WHAT IS NEEDED. Select every line below containing the word "native".

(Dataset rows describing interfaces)
|---|

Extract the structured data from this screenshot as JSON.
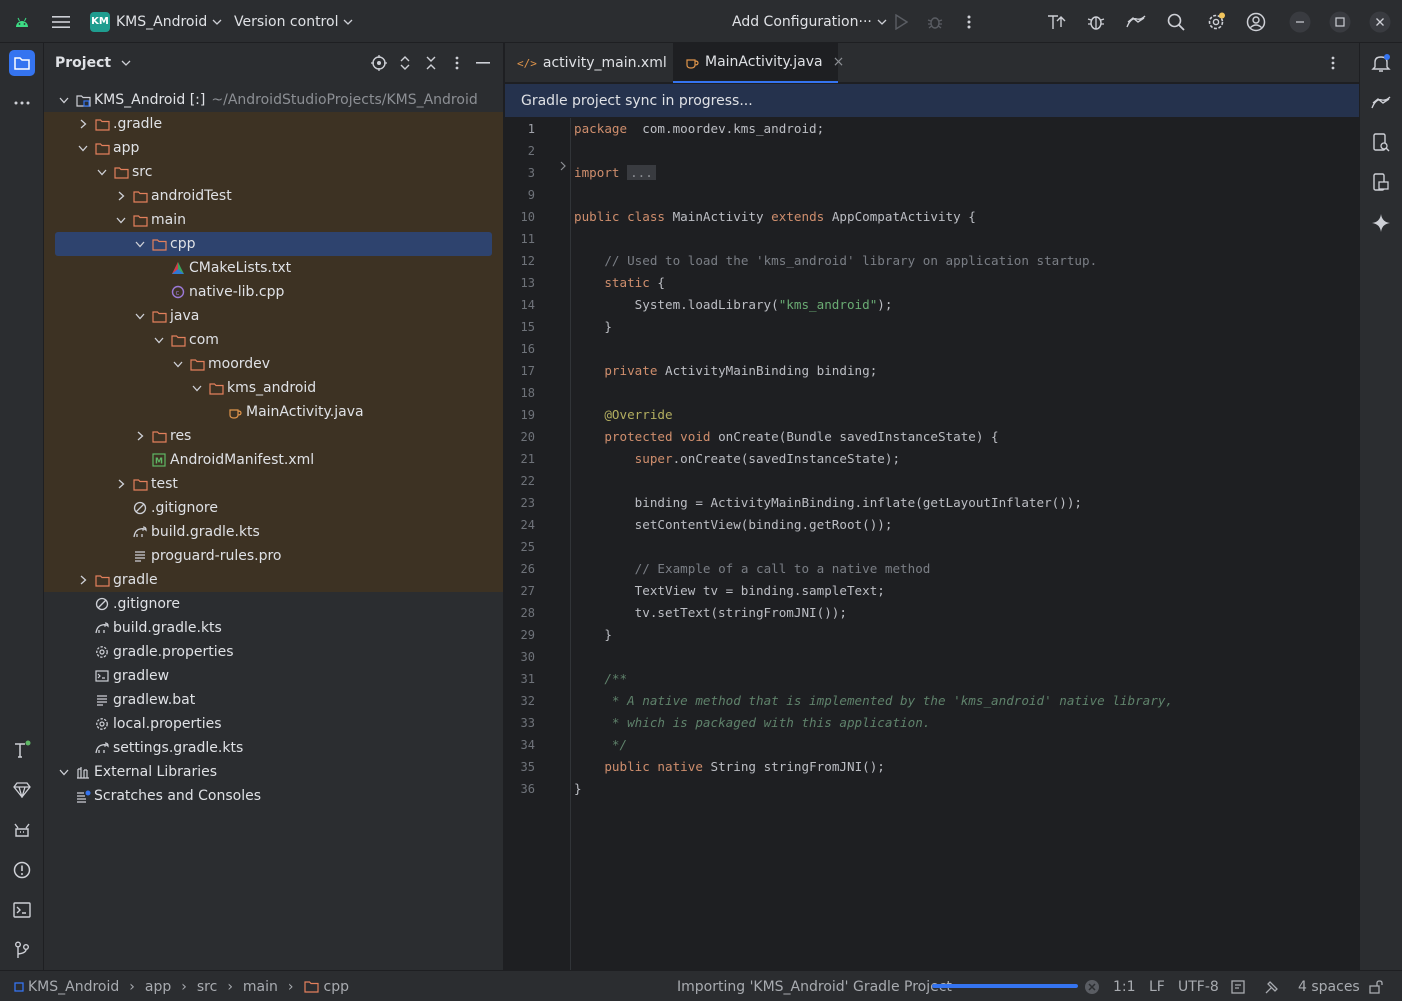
{
  "titlebar": {
    "project_badge": "KM",
    "project_name": "KMS_Android",
    "vcs": "Version control",
    "run_config": "Add Configuration···",
    "icons": [
      "android-icon",
      "hamburger-menu-icon",
      "run-icon",
      "debug-icon",
      "more-vert-icon",
      "sync-gradle-icon",
      "app-inspection-icon",
      "device-manager-icon",
      "search-icon",
      "settings-icon",
      "account-icon",
      "minimize-icon",
      "maximize-icon",
      "close-icon"
    ]
  },
  "project_panel": {
    "title": "Project",
    "tree": [
      {
        "depth": 0,
        "chevron": "down",
        "icon": "module",
        "label": "KMS_Android [:]",
        "dim": "~/AndroidStudioProjects/KMS_Android",
        "state": "normal"
      },
      {
        "depth": 1,
        "chevron": "right",
        "icon": "folder",
        "label": ".gradle",
        "state": "mod"
      },
      {
        "depth": 1,
        "chevron": "down",
        "icon": "folder",
        "label": "app",
        "state": "mod"
      },
      {
        "depth": 2,
        "chevron": "down",
        "icon": "folder",
        "label": "src",
        "state": "mod"
      },
      {
        "depth": 3,
        "chevron": "right",
        "icon": "folder",
        "label": "androidTest",
        "state": "mod"
      },
      {
        "depth": 3,
        "chevron": "down",
        "icon": "folder",
        "label": "main",
        "state": "mod"
      },
      {
        "depth": 4,
        "chevron": "down",
        "icon": "folder",
        "label": "cpp",
        "state": "sel"
      },
      {
        "depth": 5,
        "chevron": "none",
        "icon": "cmake",
        "label": "CMakeLists.txt",
        "state": "mod"
      },
      {
        "depth": 5,
        "chevron": "none",
        "icon": "cpp",
        "label": "native-lib.cpp",
        "state": "mod"
      },
      {
        "depth": 4,
        "chevron": "down",
        "icon": "folder",
        "label": "java",
        "state": "mod"
      },
      {
        "depth": 5,
        "chevron": "down",
        "icon": "folder",
        "label": "com",
        "state": "mod"
      },
      {
        "depth": 6,
        "chevron": "down",
        "icon": "folder",
        "label": "moordev",
        "state": "mod"
      },
      {
        "depth": 7,
        "chevron": "down",
        "icon": "folder",
        "label": "kms_android",
        "state": "mod"
      },
      {
        "depth": 8,
        "chevron": "none",
        "icon": "java",
        "label": "MainActivity.java",
        "state": "mod"
      },
      {
        "depth": 4,
        "chevron": "right",
        "icon": "folder",
        "label": "res",
        "state": "mod"
      },
      {
        "depth": 4,
        "chevron": "none",
        "icon": "manifest",
        "label": "AndroidManifest.xml",
        "state": "mod"
      },
      {
        "depth": 3,
        "chevron": "right",
        "icon": "folder",
        "label": "test",
        "state": "mod"
      },
      {
        "depth": 3,
        "chevron": "none",
        "icon": "ignore",
        "label": ".gitignore",
        "state": "mod"
      },
      {
        "depth": 3,
        "chevron": "none",
        "icon": "gradle",
        "label": "build.gradle.kts",
        "state": "mod"
      },
      {
        "depth": 3,
        "chevron": "none",
        "icon": "text",
        "label": "proguard-rules.pro",
        "state": "mod"
      },
      {
        "depth": 1,
        "chevron": "right",
        "icon": "folder",
        "label": "gradle",
        "state": "mod"
      },
      {
        "depth": 1,
        "chevron": "none",
        "icon": "ignore",
        "label": ".gitignore",
        "state": "normal"
      },
      {
        "depth": 1,
        "chevron": "none",
        "icon": "gradle",
        "label": "build.gradle.kts",
        "state": "normal"
      },
      {
        "depth": 1,
        "chevron": "none",
        "icon": "gear",
        "label": "gradle.properties",
        "state": "normal"
      },
      {
        "depth": 1,
        "chevron": "none",
        "icon": "terminal",
        "label": "gradlew",
        "state": "normal"
      },
      {
        "depth": 1,
        "chevron": "none",
        "icon": "text",
        "label": "gradlew.bat",
        "state": "normal"
      },
      {
        "depth": 1,
        "chevron": "none",
        "icon": "gear",
        "label": "local.properties",
        "state": "normal"
      },
      {
        "depth": 1,
        "chevron": "none",
        "icon": "gradle",
        "label": "settings.gradle.kts",
        "state": "normal"
      },
      {
        "depth": 0,
        "chevron": "down",
        "icon": "library",
        "label": "External Libraries",
        "state": "normal"
      },
      {
        "depth": 0,
        "chevron": "none",
        "icon": "scratch",
        "label": "Scratches and Consoles",
        "state": "normal"
      }
    ]
  },
  "editor": {
    "tabs": [
      {
        "label": "activity_main.xml",
        "icon": "xml-icon",
        "active": false
      },
      {
        "label": "MainActivity.java",
        "icon": "java-icon",
        "active": true
      }
    ],
    "tab_close": "×",
    "sync_message": "Gradle project sync in progress...",
    "current_line": "1",
    "lines": [
      {
        "n": "1",
        "seg": [
          [
            "kw",
            "package"
          ],
          [
            "",
            "  com.moordev.kms_android;"
          ]
        ]
      },
      {
        "n": "2",
        "seg": []
      },
      {
        "n": "3",
        "seg": [
          [
            "kw",
            "import"
          ],
          [
            "",
            " "
          ],
          [
            "fold",
            "..."
          ]
        ]
      },
      {
        "n": "9",
        "seg": []
      },
      {
        "n": "10",
        "seg": [
          [
            "kw",
            "public class"
          ],
          [
            "",
            " MainActivity "
          ],
          [
            "kw",
            "extends"
          ],
          [
            "",
            " AppCompatActivity {"
          ]
        ]
      },
      {
        "n": "11",
        "seg": []
      },
      {
        "n": "12",
        "seg": [
          [
            "",
            "    "
          ],
          [
            "cm",
            "// Used to load the 'kms_android' library on application startup."
          ]
        ]
      },
      {
        "n": "13",
        "seg": [
          [
            "",
            "    "
          ],
          [
            "kw",
            "static"
          ],
          [
            "",
            " {"
          ]
        ]
      },
      {
        "n": "14",
        "seg": [
          [
            "",
            "        System.loadLibrary("
          ],
          [
            "st",
            "\"kms_android\""
          ],
          [
            "",
            ");"
          ]
        ]
      },
      {
        "n": "15",
        "seg": [
          [
            "",
            "    }"
          ]
        ]
      },
      {
        "n": "16",
        "seg": []
      },
      {
        "n": "17",
        "seg": [
          [
            "",
            "    "
          ],
          [
            "kw",
            "private"
          ],
          [
            "",
            " ActivityMainBinding binding;"
          ]
        ]
      },
      {
        "n": "18",
        "seg": []
      },
      {
        "n": "19",
        "seg": [
          [
            "",
            "    "
          ],
          [
            "an",
            "@Override"
          ]
        ]
      },
      {
        "n": "20",
        "seg": [
          [
            "",
            "    "
          ],
          [
            "kw",
            "protected void"
          ],
          [
            "",
            " onCreate(Bundle savedInstanceState) {"
          ]
        ]
      },
      {
        "n": "21",
        "seg": [
          [
            "",
            "        "
          ],
          [
            "kw",
            "super"
          ],
          [
            "",
            ".onCreate(savedInstanceState);"
          ]
        ]
      },
      {
        "n": "22",
        "seg": []
      },
      {
        "n": "23",
        "seg": [
          [
            "",
            "        binding = ActivityMainBinding.inflate(getLayoutInflater());"
          ]
        ]
      },
      {
        "n": "24",
        "seg": [
          [
            "",
            "        setContentView(binding.getRoot());"
          ]
        ]
      },
      {
        "n": "25",
        "seg": []
      },
      {
        "n": "26",
        "seg": [
          [
            "",
            "        "
          ],
          [
            "cm",
            "// Example of a call to a native method"
          ]
        ]
      },
      {
        "n": "27",
        "seg": [
          [
            "",
            "        TextView tv = binding.sampleText;"
          ]
        ]
      },
      {
        "n": "28",
        "seg": [
          [
            "",
            "        tv.setText(stringFromJNI());"
          ]
        ]
      },
      {
        "n": "29",
        "seg": [
          [
            "",
            "    }"
          ]
        ]
      },
      {
        "n": "30",
        "seg": []
      },
      {
        "n": "31",
        "seg": [
          [
            "",
            "    "
          ],
          [
            "dc",
            "/**"
          ]
        ]
      },
      {
        "n": "32",
        "seg": [
          [
            "",
            "     "
          ],
          [
            "dc",
            "* A native method that is implemented by the 'kms_android' native library,"
          ]
        ]
      },
      {
        "n": "33",
        "seg": [
          [
            "",
            "     "
          ],
          [
            "dc",
            "* which is packaged with this application."
          ]
        ]
      },
      {
        "n": "34",
        "seg": [
          [
            "",
            "     "
          ],
          [
            "dc",
            "*/"
          ]
        ]
      },
      {
        "n": "35",
        "seg": [
          [
            "",
            "    "
          ],
          [
            "kw",
            "public native"
          ],
          [
            "",
            " String stringFromJNI();"
          ]
        ]
      },
      {
        "n": "36",
        "seg": [
          [
            "",
            "}"
          ]
        ]
      }
    ]
  },
  "statusbar": {
    "breadcrumb": [
      "KMS_Android",
      "app",
      "src",
      "main",
      "cpp"
    ],
    "separator": "›",
    "task": "Importing 'KMS_Android' Gradle Project",
    "progress": 1.0,
    "position": "1:1",
    "line_sep": "LF",
    "encoding": "UTF-8",
    "indent": "4 spaces"
  },
  "colors": {
    "accent": "#3574f0",
    "modified_bg": "#3d3223",
    "selection_bg": "#2e436e",
    "keyword": "#cf8e6d",
    "string": "#6aab73",
    "comment": "#7a7e85",
    "doc_comment": "#5f826b"
  }
}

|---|

ANSWER BELOW.
        "label": "native-lib.cpp",
            "// Example of a call to a native method"
            "* A native method that is implemented by the 'kms_android' native library,"
            "public native"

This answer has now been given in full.